It is not safe to swim in the Roman Baths due to the water quality. The nearby Thermae Bath Spa uses the same water, but it is treated to make it safe for bathing.
At the baths, slaves would wash their masters and mistresses. This was a way for the slaves to show their respect and dedication to their masters and mistresses.
What kind of things did Roman citizens do at the baths
Roman baths were used for both cleansing and socialising. Most Romans living in the city went to the bath house every day to cleanse themselves and to meet with friends. They used to put olive oil on their skin and then rubbed it with a metal scraper called a strigil. The baths were also a place for socialising. Friends met at the baths to talk and have meals.
The Romans were a very clean people and they took their baths very seriously. They believed that it was very important to be clean and to look their best. While bathing often took place naked, the Romans normally wore clothing around their waists while exercising. It was highly unusual for women to take part in the exercise area.
Why can’t you swim in Roman baths?

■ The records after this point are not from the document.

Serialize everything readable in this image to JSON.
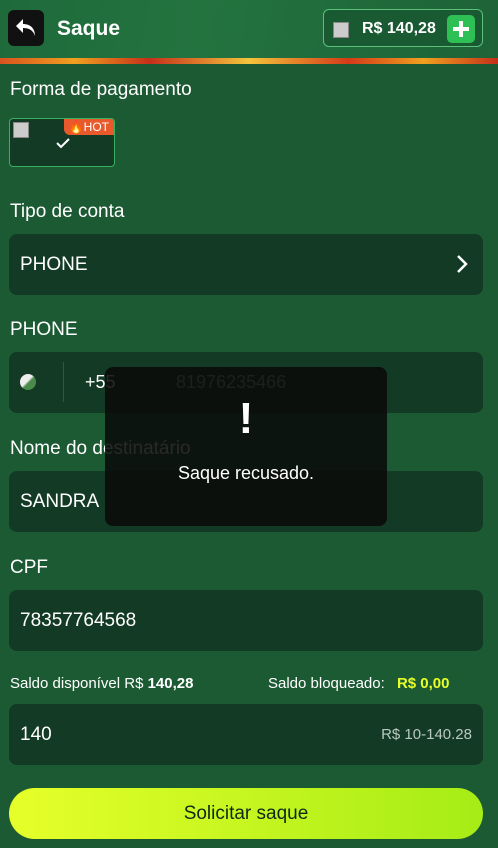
{
  "header": {
    "title": "Saque",
    "balance": "R$ 140,28"
  },
  "payment": {
    "label": "Forma de pagamento",
    "hot_badge": "HOT"
  },
  "account_type": {
    "label": "Tipo de conta",
    "value": "PHONE"
  },
  "phone": {
    "label": "PHONE",
    "country_code": "+55",
    "number": "81976235466"
  },
  "recipient": {
    "label": "Nome do destinatário",
    "value": "SANDRA"
  },
  "cpf": {
    "label": "CPF",
    "value": "78357764568"
  },
  "balances": {
    "available_label": "Saldo disponível R$",
    "available_value": "140,28",
    "blocked_label": "Saldo bloqueado:",
    "blocked_value": "R$ 0,00"
  },
  "amount": {
    "value": "140",
    "range": "R$ 10-140.28"
  },
  "submit_label": "Solicitar saque",
  "toast": {
    "icon": "!",
    "message": "Saque recusado."
  },
  "colors": {
    "background": "#1c5a34",
    "field": "#133a25",
    "accent": "#2fc055",
    "blocked_value": "#e6ff2a",
    "hot": "#e85a2c"
  }
}
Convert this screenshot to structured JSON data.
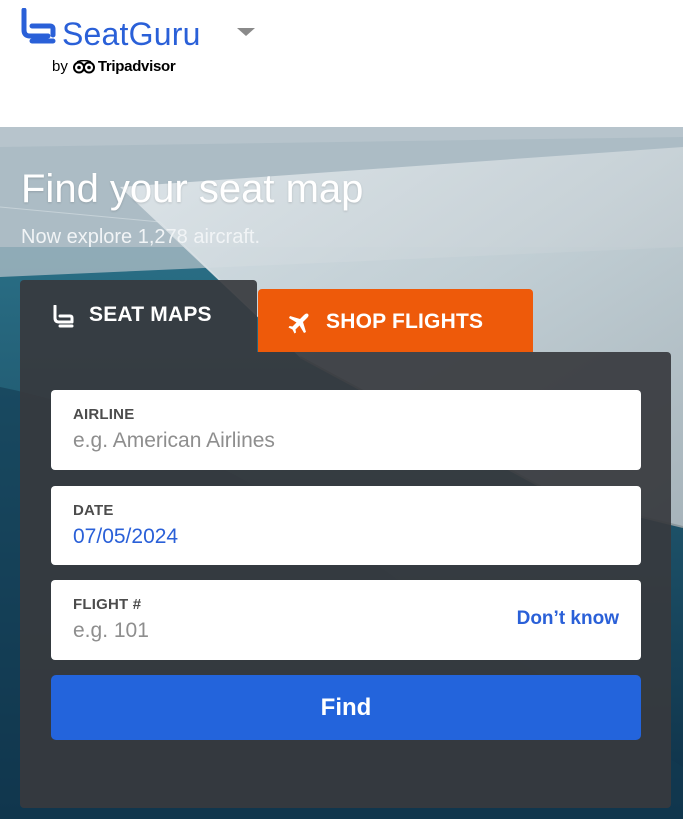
{
  "brand": {
    "name": "SeatGuru",
    "byline_prefix": "by",
    "byline_brand": "Tripadvisor",
    "color": "#2a60d8"
  },
  "hero": {
    "title": "Find your seat map",
    "subtitle": "Now explore 1,278 aircraft."
  },
  "tabs": [
    {
      "label": "SEAT MAPS",
      "icon": "seat-icon",
      "active": true
    },
    {
      "label": "SHOP FLIGHTS",
      "icon": "airplane-icon",
      "active": false,
      "color": "#ee5a0a"
    }
  ],
  "form": {
    "airline": {
      "label": "AIRLINE",
      "placeholder": "e.g. American Airlines"
    },
    "date": {
      "label": "DATE",
      "value": "07/05/2024"
    },
    "flight": {
      "label": "FLIGHT #",
      "placeholder": "e.g. 101",
      "dont_know": "Don’t know"
    },
    "find_label": "Find",
    "find_color": "#2364dc"
  }
}
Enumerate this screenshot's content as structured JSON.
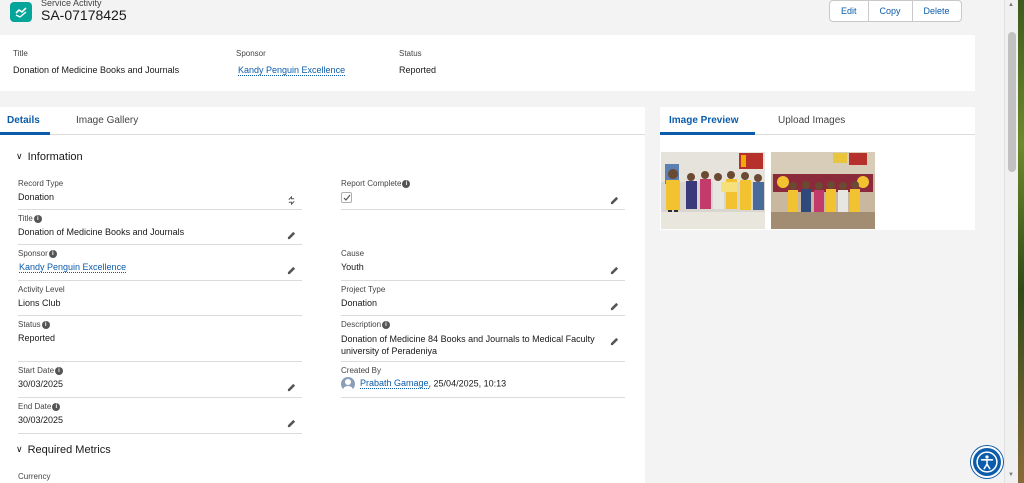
{
  "header": {
    "object_type": "Service Activity",
    "record_name": "SA-07178425",
    "actions": [
      "Edit",
      "Copy",
      "Delete"
    ]
  },
  "highlights": {
    "title_label": "Title",
    "title_value": "Donation of Medicine Books and Journals",
    "sponsor_label": "Sponsor",
    "sponsor_value": "Kandy Penguin Excellence",
    "status_label": "Status",
    "status_value": "Reported"
  },
  "left_tabs": [
    "Details",
    "Image Gallery"
  ],
  "right_tabs": [
    "Image Preview",
    "Upload Images"
  ],
  "sections": {
    "information": "Information",
    "required_metrics": "Required Metrics"
  },
  "fields": {
    "record_type": {
      "label": "Record Type",
      "value": "Donation"
    },
    "report_complete": {
      "label": "Report Complete",
      "checked": true
    },
    "title": {
      "label": "Title",
      "value": "Donation of Medicine Books and Journals"
    },
    "sponsor": {
      "label": "Sponsor",
      "value": "Kandy Penguin Excellence"
    },
    "cause": {
      "label": "Cause",
      "value": "Youth"
    },
    "activity_level": {
      "label": "Activity Level",
      "value": "Lions Club"
    },
    "project_type": {
      "label": "Project Type",
      "value": "Donation"
    },
    "status": {
      "label": "Status",
      "value": "Reported"
    },
    "description": {
      "label": "Description",
      "value": "Donation of Medicine 84 Books and Journals to Medical Faculty university of Peradeniya"
    },
    "start_date": {
      "label": "Start Date",
      "value": "30/03/2025"
    },
    "created_by": {
      "label": "Created By",
      "user": "Prabath Gamage",
      "timestamp": ", 25/04/2025, 10:13"
    },
    "end_date": {
      "label": "End Date",
      "value": "30/03/2025"
    },
    "currency": {
      "label": "Currency"
    }
  },
  "colors": {
    "accent": "#0b5cab",
    "brand_icon": "#06a59a"
  }
}
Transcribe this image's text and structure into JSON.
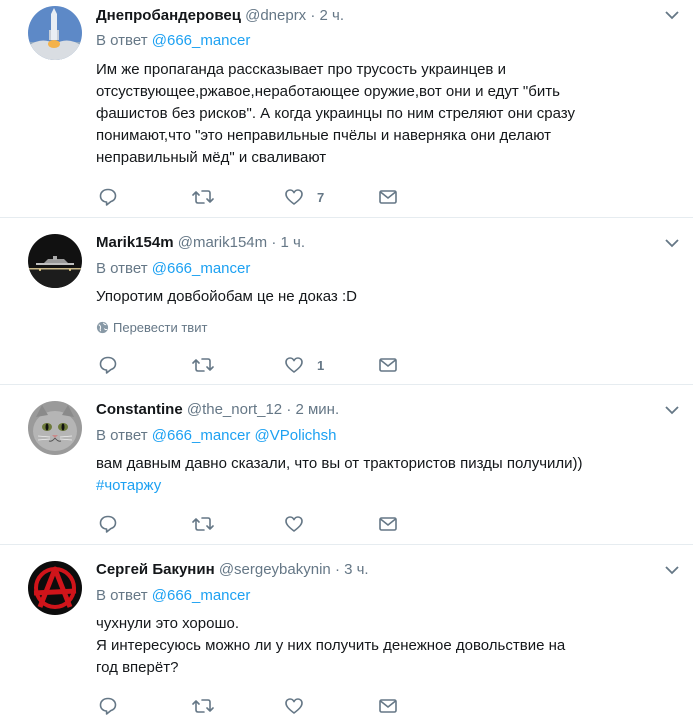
{
  "reply_prefix": "В ответ",
  "tweets": [
    {
      "name": "Днепробандеровец",
      "handle": "@dneprx",
      "dot": "·",
      "time": "2 ч.",
      "reply_to": "@666_mancer",
      "lines": [
        "Им же пропаганда рассказывает про трусость украинцев и",
        "отсуствующее,ржавое,неработающее оружие,вот они и едут \"бить",
        "фашистов без рисков\". А когда украинцы по ним стреляют они сразу",
        "понимают,что \"это неправильные пчёлы и наверняка они делают",
        "неправильный мёд\" и сваливают"
      ],
      "like_count": "7"
    },
    {
      "name": "Marik154m",
      "handle": "@marik154m",
      "dot": "·",
      "time": "1 ч.",
      "reply_to": "@666_mancer",
      "lines": [
        "Упоротим довбойобам це не доказ :D"
      ],
      "translate": "Перевести твит",
      "like_count": "1"
    },
    {
      "name": "Constantine",
      "handle": "@the_nort_12",
      "dot": "·",
      "time": "2 мин.",
      "reply_to": "@666_mancer",
      "reply_to_2": "@VPolichsh",
      "lines": [
        "вам давным давно сказали, что вы от трактористов пизды получили))"
      ],
      "hashtag": "#чотаржу"
    },
    {
      "name": "Сергей Бакунин",
      "handle": "@sergeybakynin",
      "dot": "·",
      "time": "3 ч.",
      "reply_to": "@666_mancer",
      "lines": [
        "чухнули это хорошо.",
        "Я интересуюсь можно ли у них получить денежное довольствие на",
        "год вперёт?"
      ]
    }
  ]
}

The Bath Festival is a popular event that takes place every year. However, after the death of a swimmer, it was discovered that the water in the Baths was polluted. A dangerous amoeba was found in the water, and public bathing was banned on health grounds.
The lack of privacy in Roman toilets has been a source of consternation for many modern commentators. The close proximity of the seats would have made it difficult for users to maintain any sense of modesty, and the lack of separate facilities for men and women would have further compounded the problem. However, it should be noted that the Roman’s loose togas would have provided some modicum of privacy, as they could be hiked up rather than pulled down. Therefore, while the lack of privacy in Roman toilets was certainly a challenge, it was not insurmountable.

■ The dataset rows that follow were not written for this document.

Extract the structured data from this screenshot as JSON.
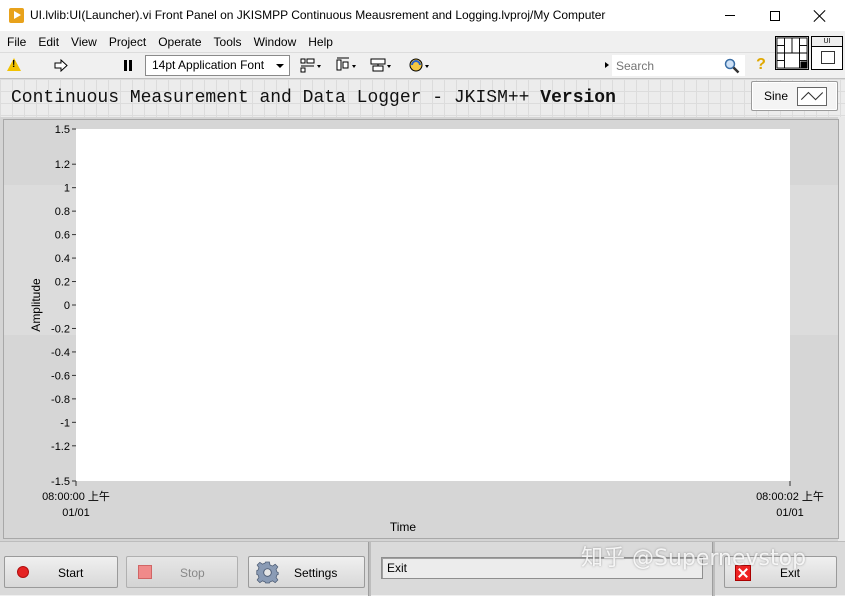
{
  "window": {
    "title": "UI.lvlib:UI(Launcher).vi Front Panel on JKISMPP Continuous Meausrement and Logging.lvproj/My Computer"
  },
  "menu": [
    "File",
    "Edit",
    "View",
    "Project",
    "Operate",
    "Tools",
    "Window",
    "Help"
  ],
  "toolbar": {
    "font_select": "14pt Application Font",
    "search_placeholder": "Search"
  },
  "vi_icon_label": "UI",
  "panel": {
    "title_prefix": "Continuous Measurement and Data Logger - JKISM++ ",
    "title_bold": "Version",
    "signal_type": "Sine"
  },
  "chart_data": {
    "type": "line",
    "ylabel": "Amplitude",
    "xlabel": "Time",
    "ylim": [
      -1.5,
      1.5
    ],
    "y_ticks": [
      "1.5",
      "1.2",
      "1",
      "0.8",
      "0.6",
      "0.4",
      "0.2",
      "0",
      "-0.2",
      "-0.4",
      "-0.6",
      "-0.8",
      "-1",
      "-1.2",
      "-1.5"
    ],
    "y_tick_values": [
      1.5,
      1.2,
      1,
      0.8,
      0.6,
      0.4,
      0.2,
      0,
      -0.2,
      -0.4,
      -0.6,
      -0.8,
      -1,
      -1.2,
      -1.5
    ],
    "x_ticks": [
      {
        "time": "08:00:00 上午",
        "date": "01/01"
      },
      {
        "time": "08:00:02 上午",
        "date": "01/01"
      }
    ],
    "series": []
  },
  "buttons": {
    "start": "Start",
    "stop": "Stop",
    "settings": "Settings",
    "exit": "Exit"
  },
  "status_text": "Exit",
  "watermark": "知乎 @Supernevstop",
  "colors": {
    "plot_bg": "#ffffff",
    "panel_bg": "#d4d4d4",
    "start_red": "#e52222",
    "warning_yellow": "#f2c200"
  }
}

Did Roman baths smell
In classical scholarship, the nose often knows best. Toilets and public baths were heavy with the smell of excrement, urine and disease, yet these were also places of social interaction and public display. By reconstructing the vivid smellscape of daily life in Rome, we can get a sense of both the risks and the delights of that ancient society.
It is surprising that Roman baths did not provide any clear health benefit, given that they were such a popular fixture in Roman culture. It is possible that the parasitic infections which were common at the time may have negated any positive effects of the baths.

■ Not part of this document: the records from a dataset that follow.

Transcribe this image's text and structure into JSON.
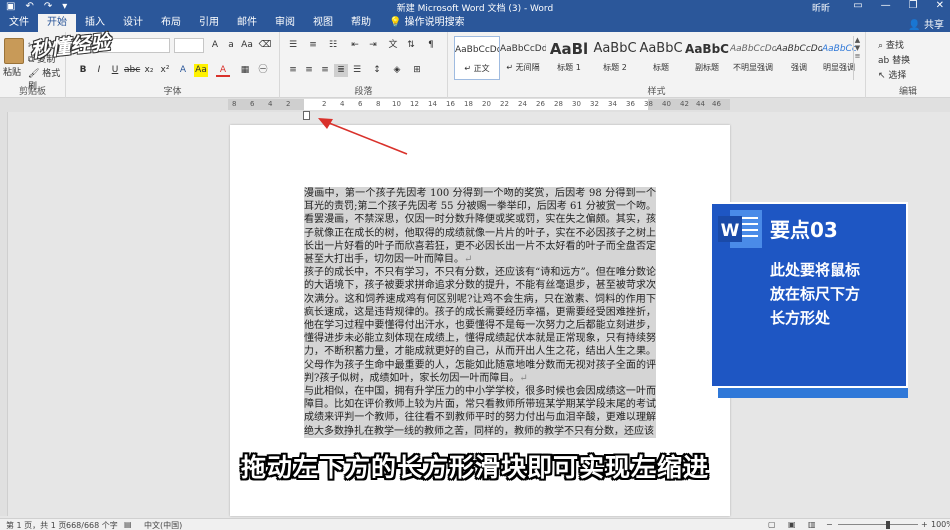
{
  "titlebar": {
    "doc_title": "新建 Microsoft Word 文档 (3) - Word",
    "user": "昕昕",
    "quick_access": [
      "↶",
      "↷",
      "▾"
    ]
  },
  "tabs": [
    "文件",
    "开始",
    "插入",
    "设计",
    "布局",
    "引用",
    "邮件",
    "审阅",
    "视图",
    "帮助",
    "操作说明搜索"
  ],
  "active_tab": "开始",
  "share_label": "共享",
  "ribbon": {
    "clipboard": {
      "paste": "粘贴",
      "cut": "剪切",
      "copy": "复制",
      "format_painter": "格式刷",
      "label": "剪贴板"
    },
    "font": {
      "label": "字体",
      "buttons": [
        "B",
        "I",
        "U",
        "abc",
        "x₂",
        "x²",
        "A",
        "Aa",
        "A"
      ]
    },
    "paragraph": {
      "label": "段落"
    },
    "styles": {
      "label": "样式",
      "items": [
        {
          "sample": "AaBbCcDd",
          "name": "↵ 正文"
        },
        {
          "sample": "AaBbCcDd",
          "name": "↵ 无间隔"
        },
        {
          "sample": "AaBl",
          "name": "标题 1"
        },
        {
          "sample": "AaBbC",
          "name": "标题 2"
        },
        {
          "sample": "AaBbC",
          "name": "标题"
        },
        {
          "sample": "AaBbC",
          "name": "副标题"
        },
        {
          "sample": "AaBbCcDd",
          "name": "不明显强调"
        },
        {
          "sample": "AaBbCcDd",
          "name": "强调"
        },
        {
          "sample": "AaBbCcDd",
          "name": "明显强调"
        }
      ]
    },
    "editing": {
      "label": "编辑",
      "find": "查找",
      "replace": "替换",
      "select": "选择"
    }
  },
  "ruler": {
    "ticks": [
      "8",
      "6",
      "4",
      "2",
      "2",
      "4",
      "6",
      "8",
      "10",
      "12",
      "14",
      "16",
      "18",
      "20",
      "22",
      "24",
      "26",
      "28",
      "30",
      "32",
      "34",
      "36",
      "38",
      "40",
      "42",
      "44",
      "46",
      "48"
    ]
  },
  "document": {
    "paragraphs": [
      "漫画中，第一个孩子先因考 100 分得到一个吻的奖赏，后因考 98 分得到一个耳光的责罚;第二个孩子先因考 55 分被赐一拳举印，后因考 61 分被赏一个吻。看罢漫画，不禁深思，仅因一时分数升降便或奖或罚，实在失之偏颇。其实，孩子就像正在成长的树，他取得的成绩就像一片片的叶子，实在不必因孩子之树上长出一片好看的叶子而欣喜若狂，更不必因长出一片不太好看的叶子而全盘否定甚至大打出手，切勿因一叶而障目。",
      "孩子的成长中，不只有学习，不只有分数，还应该有“诗和远方”。但在唯分数论的大语境下，孩子被要求拼命追求分数的提升，不能有丝毫退步，甚至被苛求次次满分。这和饲养速成鸡有何区别呢?让鸡不会生病，只在激素、饲料的作用下疯长速成，这是违背规律的。孩子的成长需要经历幸福，更需要经受困难挫折，他在学习过程中要懂得付出汗水，也要懂得不是每一次努力之后都能立刻进步，懂得进步未必能立刻体现在成绩上，懂得成绩起伏本就是正常现象，只有持续努力，不断积蓄力量，才能成就更好的自己，从而开出人生之花，结出人生之果。父母作为孩子生命中最重要的人，怎能如此随意地唯分数而无视对孩子全面的评判?孩子似树，成绩如叶，家长勿因一叶而障目。",
      "与此相似，在中国，拥有升学压力的中小学学校，很多时候也会因成绩这一叶而障目。比如在评价教师上较为片面，常只看教师所带班某学期某学段末尾的考试成绩来评判一个教师，往往看不到教师平时的努力付出与血泪辛酸，更难以理解绝大多数挣扎在教学一线的教师之苦，同样的，教师的教学不只有分数，还应该"
    ],
    "para_mark": "↵"
  },
  "overlay": {
    "badge_letter": "W",
    "heading": "要点03",
    "lines": [
      "此处要将鼠标",
      "放在标尺下方",
      "长方形处"
    ]
  },
  "subtitle": "拖动左下方的长方形滑块即可实现左缩进",
  "watermark": "秒懂经验",
  "statusbar": {
    "page": "第 1 页，共 1 页",
    "words": "668/668 个字",
    "language": "中文(中国)",
    "zoom": "100%"
  },
  "colors": {
    "ribbon_blue": "#2b579a",
    "overlay_blue": "#1e56c3",
    "arrow_red": "#d9312b"
  }
}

How often did Romans bathe?
Bathing was a custom introduced to Italy from Greece towards the end of the 3rd century BC Early Romans washed their arms and legs everyday, which were dirty from working, but only washed their whole bodies every nine days. This was done because it was believed that if you washed your body more than once every nine days, you would get sick.
The public bath was built around three principal rooms: the tepidarium (warm room), caldarium (hot room), and frigidarium (cold room). Each room served a different purpose and had different temperature levels. The tepidarium was used to relaxation and rest, the caldarium was used for cleansing and sweating, and the frigidarium was used for cooling off. Steam baths were also available in some thermae, which served different purposes such as the sudatorium (moist steam bath) and the laconicum (dry hot room).
A public bath in ancient Rome was a large and spacious facility that was used for bathing and other sanitary activities. It typically had a large pool or baths, with a system of drains and aqueducts to supply water. The bathhouses were also used for social gatherings and relaxation.
A public bath in ancient Rome referred to a bath that was open to the public, usually for a fee. These baths were often located in large Roman villas and were used for bathing, socializing, and relaxing.